Roberto Roldan is a senior at the University of South Florida pursuing a degree in mass communications and a minor in international studies.

He has previously worked with the Tampa Bay Times, WMNF and The (Louisville, Ky.) Courier-Journal, where he covered the wedding ceremonies in Kentucky of plaintiffs in the historic same-sex marriage case before the U.S. Supreme Court. In Tampa, he's covered everything from violent crime in Tampa’s university neighborhoods to the local music scene.

When he's not out reporting, Roldan enjoys seeing local bands and spending time in the outdoors.

It’s been a year since Hurricane Maria ravaged Puerto Rico. Recovery continues on the devastated island, but transitions are also happening here in Florida, where many residents evacuated and some have chosen to stay.

Many Puerto Rican’s lost everything when Hurricane Maria made landfall on Sept. 20, 2017. Tens of thousands of people made the decision to take what belongings they had left and travel to the mainland. Many have started new lives in Central and South Florida.
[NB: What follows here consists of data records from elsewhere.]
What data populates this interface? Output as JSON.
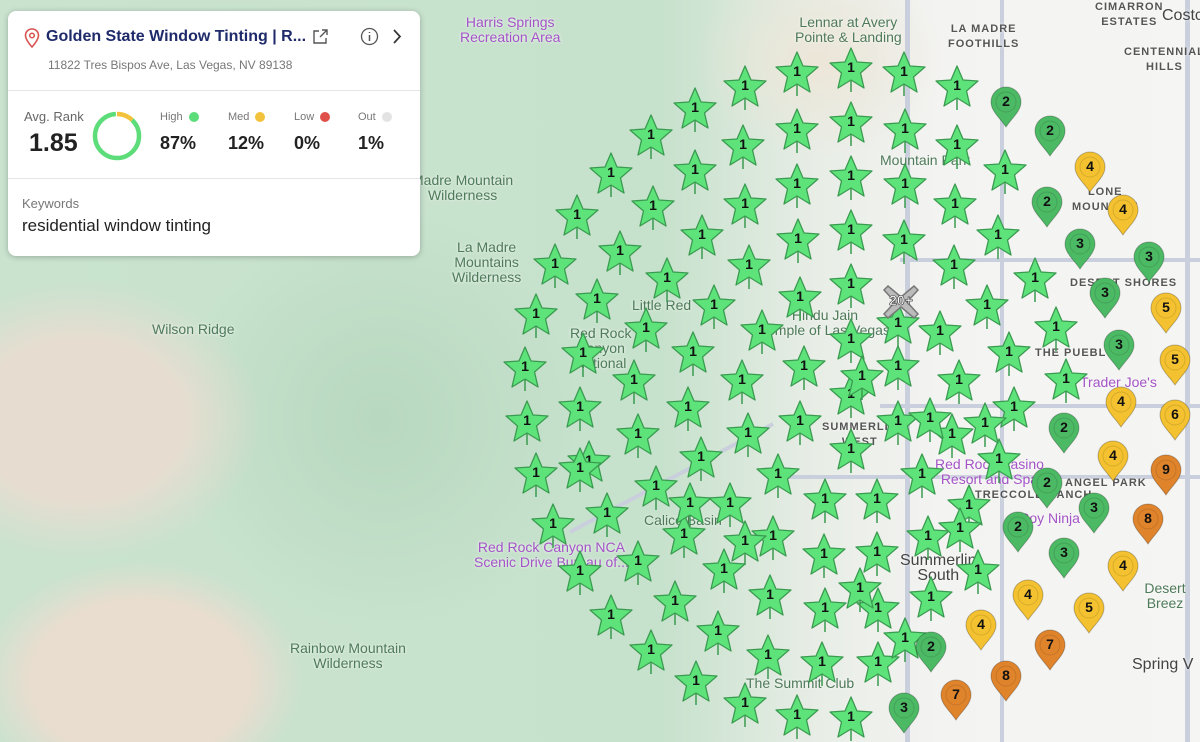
{
  "card": {
    "business_name": "Golden State Window Tinting | R...",
    "address": "11822 Tres Bispos Ave, Las Vegas, NV 89138",
    "avg_rank_label": "Avg. Rank",
    "avg_rank": "1.85",
    "stats": [
      {
        "label": "High",
        "value": "87%",
        "color": "#5ddc7a",
        "fraction": 0.87
      },
      {
        "label": "Med",
        "value": "12%",
        "color": "#f3c23c",
        "fraction": 0.12
      },
      {
        "label": "Low",
        "value": "0%",
        "color": "#e0504a",
        "fraction": 0
      },
      {
        "label": "Out",
        "value": "1%",
        "color": "#e3e3e3",
        "fraction": 0.01
      }
    ],
    "keywords_label": "Keywords",
    "keyword": "residential window tinting"
  },
  "map_labels": [
    "Harris Springs\nRecreation Area",
    "Lennar at Avery\nPointe & Landing",
    "LA MADRE\nFOOTHILLS",
    "CIMARRON\nESTATES",
    "Costc",
    "CENTENNIAL\nHILLS",
    "Madre Mountain\nWilderness",
    "La Madre\nMountains\nWilderness",
    "Wilson Ridge",
    "Little Red",
    "Red Rock\nCanyon\nNational",
    "Hindu Jain\nTemple of Las Vegas",
    "Mountain Park",
    "LONE\nMOUNTAIN",
    "DESERT SHORES",
    "THE PUEBLO",
    "SUMMERLIN\nWEST",
    "Red Rock Casino\nResort and Spa",
    "Calico Basin",
    "Red Rock Canyon NCA\nScenic Drive Bureau of...",
    "Summerlin\nSouth",
    "Rainbow Mountain\nWilderness",
    "The Summit Club",
    "Spring V",
    "Trader Joe's",
    "Soy Ninja",
    "Desert Breez",
    "ANGEL PARK",
    "TRECCOLE RANCH"
  ],
  "cluster_label": "20+",
  "star_ranks": [
    1,
    1,
    1,
    1,
    1,
    1,
    1,
    1,
    1,
    1,
    1,
    1,
    1,
    1,
    1,
    1,
    1,
    1,
    1,
    1,
    1,
    1,
    1,
    1,
    1,
    1,
    1,
    1,
    1,
    1,
    1,
    1,
    1,
    1,
    1,
    1,
    1,
    1,
    1,
    1,
    1,
    1,
    1,
    1,
    1,
    1,
    1,
    1,
    1,
    1,
    1,
    1,
    1,
    1,
    1,
    1,
    1,
    1,
    1,
    1,
    1,
    1,
    1,
    1,
    1,
    1,
    1,
    1,
    1,
    1,
    1,
    1,
    1,
    1,
    1,
    1,
    1,
    1,
    1,
    1,
    1,
    1,
    1,
    1,
    1,
    1,
    1,
    1,
    1,
    1,
    1,
    1,
    1,
    1,
    1,
    1,
    1,
    1,
    1,
    1,
    1,
    1,
    1,
    1,
    1,
    1,
    1,
    1,
    1,
    1,
    1,
    1,
    1
  ],
  "pin_ranks": [
    2,
    2,
    4,
    2,
    4,
    3,
    3,
    3,
    5,
    3,
    5,
    4,
    2,
    6,
    4,
    9,
    2,
    3,
    8,
    2,
    3,
    4,
    4,
    5,
    4,
    2,
    7,
    8,
    7,
    3
  ],
  "colors": {
    "high": "#5ee37a",
    "high_dark": "#4cb964",
    "med": "#f4c230",
    "low": "#e0842c"
  }
}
These new Floridians already have had significant influence on political races, the public school system and affordable housing.

This week on Florida Matters, we'll hear the stories of two people who chose to make the Tampa Bay area their new home:
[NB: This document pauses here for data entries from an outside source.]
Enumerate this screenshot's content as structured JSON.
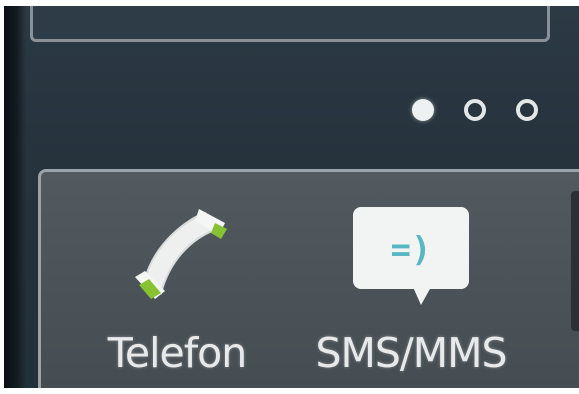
{
  "home_screen": {
    "page_indicator": {
      "count": 3,
      "active_index": 0
    },
    "dock": {
      "apps": [
        {
          "label": "Telefon",
          "icon": "phone-handset-icon",
          "accent_color": "#8bc34a"
        },
        {
          "label": "SMS/MMS",
          "icon": "message-bubble-icon",
          "icon_text": "=)",
          "accent_color": "#59b7c2"
        }
      ]
    }
  }
}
The Largo Police Department is rolling out new technology that will make it easier to search for Alzheimer's sufferers who are prone to wandering.

State officials are providing more money to Southwest Florida counties affected by the red tide outbreak that is sending waves of dead fish onshore and into neighborhood canals.

On the five-month anniversary of the shooting at Marjory Stoneman Douglas High School, some of the students brought their "Road to Change" bus tour to Tampa.

When Hurricane Maria struck Puerto Rico last September, Julio Ildefonso and his mother watched as their wooden home in Bayamón was blown away.

The federal program that has provided hotel vouchers to Puerto Rican families displaced by Hurricane Maria will end on Saturday, and advocates are worried some Tampa Bay families will be left with nowhere to go.

With new bars and restaraunts going up in Downtown Lakeland, one city commissioner thinks allowing people to walk the downtown streets with alcoholic beverages could be a boon for businesses.

A group of activists marked Gun Violence Prevention Day over the weekend with an annual speaking and voter registration event at The Portico in Downtown Tampa.

Tampa Mayor Bob Buckhorn wants to divest the city's employee pension fund from companies that make guns and ammo.

 

A recent staff review found that about $300,000 of the more than $800 million pension portfolio is linked to these kind of companies, according to city spokesperson Ashley Bauman. The decision to divest is ultimately up to the seven-member retirement board that oversees Tampa's employee pension fund.

Susana Matta Valdivieso was hiding in a dark classroom when a gunman killed 17 people at Marjory Stoneman Douglas High School.

Madison Vogel had never organized a protest before.

But following the school shooting at Marjory Stoneman Douglas High in Parkland, the Osceola High School senior got together with 35 other Pinellas County students and created a companion event to a national march against gun violence.

The possibility of stricter gun laws loomed large over the first gun show in Tampa Bay since the Parkland school shooting,